[Latin literal translation: for the suit]
A guardian ad litem is a guardian (usually a lawyer) appointed by the court to manage the affairs of the ward as they relate to a proceeding or particular aspect of litigation, as opposed to a guardian, who would have all legal responsibilities.
An attorney ad litem is a court-appointed lawyer who represents a child during the course of a legal action, such as a divorce, termination, or child-abuse case. The attorney owes to the child the duties of loyalty, confidentiality, and competent representation.
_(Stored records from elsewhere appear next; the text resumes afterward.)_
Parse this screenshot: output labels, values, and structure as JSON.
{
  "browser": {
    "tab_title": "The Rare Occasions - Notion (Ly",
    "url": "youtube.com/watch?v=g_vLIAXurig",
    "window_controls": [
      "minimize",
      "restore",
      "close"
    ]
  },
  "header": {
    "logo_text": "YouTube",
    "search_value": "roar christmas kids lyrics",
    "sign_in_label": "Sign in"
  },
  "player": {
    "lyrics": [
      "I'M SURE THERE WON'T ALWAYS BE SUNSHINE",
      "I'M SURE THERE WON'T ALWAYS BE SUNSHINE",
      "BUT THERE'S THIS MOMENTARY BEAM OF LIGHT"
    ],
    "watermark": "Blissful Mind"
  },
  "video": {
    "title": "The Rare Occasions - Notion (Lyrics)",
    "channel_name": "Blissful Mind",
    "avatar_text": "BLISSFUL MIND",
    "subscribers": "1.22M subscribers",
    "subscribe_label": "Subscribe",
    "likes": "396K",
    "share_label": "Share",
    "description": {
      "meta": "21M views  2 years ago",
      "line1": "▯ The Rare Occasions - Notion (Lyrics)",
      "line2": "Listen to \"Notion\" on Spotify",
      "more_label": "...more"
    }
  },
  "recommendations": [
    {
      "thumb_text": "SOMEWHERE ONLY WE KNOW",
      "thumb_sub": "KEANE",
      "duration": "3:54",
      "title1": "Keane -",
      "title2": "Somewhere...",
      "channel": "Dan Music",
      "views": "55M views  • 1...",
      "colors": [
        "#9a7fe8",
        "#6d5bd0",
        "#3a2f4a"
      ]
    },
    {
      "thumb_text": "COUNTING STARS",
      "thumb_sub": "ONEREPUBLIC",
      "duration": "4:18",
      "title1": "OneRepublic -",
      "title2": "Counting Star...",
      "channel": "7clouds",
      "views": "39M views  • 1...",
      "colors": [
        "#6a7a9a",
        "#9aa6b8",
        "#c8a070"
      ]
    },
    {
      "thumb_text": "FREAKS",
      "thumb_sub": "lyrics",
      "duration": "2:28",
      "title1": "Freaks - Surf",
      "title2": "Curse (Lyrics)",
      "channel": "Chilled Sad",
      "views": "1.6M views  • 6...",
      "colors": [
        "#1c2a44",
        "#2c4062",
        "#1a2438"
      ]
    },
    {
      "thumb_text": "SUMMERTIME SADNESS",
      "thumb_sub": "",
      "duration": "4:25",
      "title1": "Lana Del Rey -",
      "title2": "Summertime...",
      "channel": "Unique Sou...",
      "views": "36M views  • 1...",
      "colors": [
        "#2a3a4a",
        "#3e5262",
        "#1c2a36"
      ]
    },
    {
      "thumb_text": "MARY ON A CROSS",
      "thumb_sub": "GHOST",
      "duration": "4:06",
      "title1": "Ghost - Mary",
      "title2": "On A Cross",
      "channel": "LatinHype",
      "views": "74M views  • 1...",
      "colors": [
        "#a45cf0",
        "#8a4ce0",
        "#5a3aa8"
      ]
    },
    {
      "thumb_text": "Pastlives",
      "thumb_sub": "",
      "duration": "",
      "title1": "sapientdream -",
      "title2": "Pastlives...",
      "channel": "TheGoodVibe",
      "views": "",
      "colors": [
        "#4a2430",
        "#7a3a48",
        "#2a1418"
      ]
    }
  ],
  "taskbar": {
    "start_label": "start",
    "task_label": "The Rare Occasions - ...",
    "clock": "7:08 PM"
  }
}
An administrator ad litem is appointed by the court of probate to represent an estate during a lawsuit when an estate of a deceased person must be represented. An administrator ad litem is appointed only if there is no existing executor or administrator of the estate, or if the executor or administrator has conflicting interests.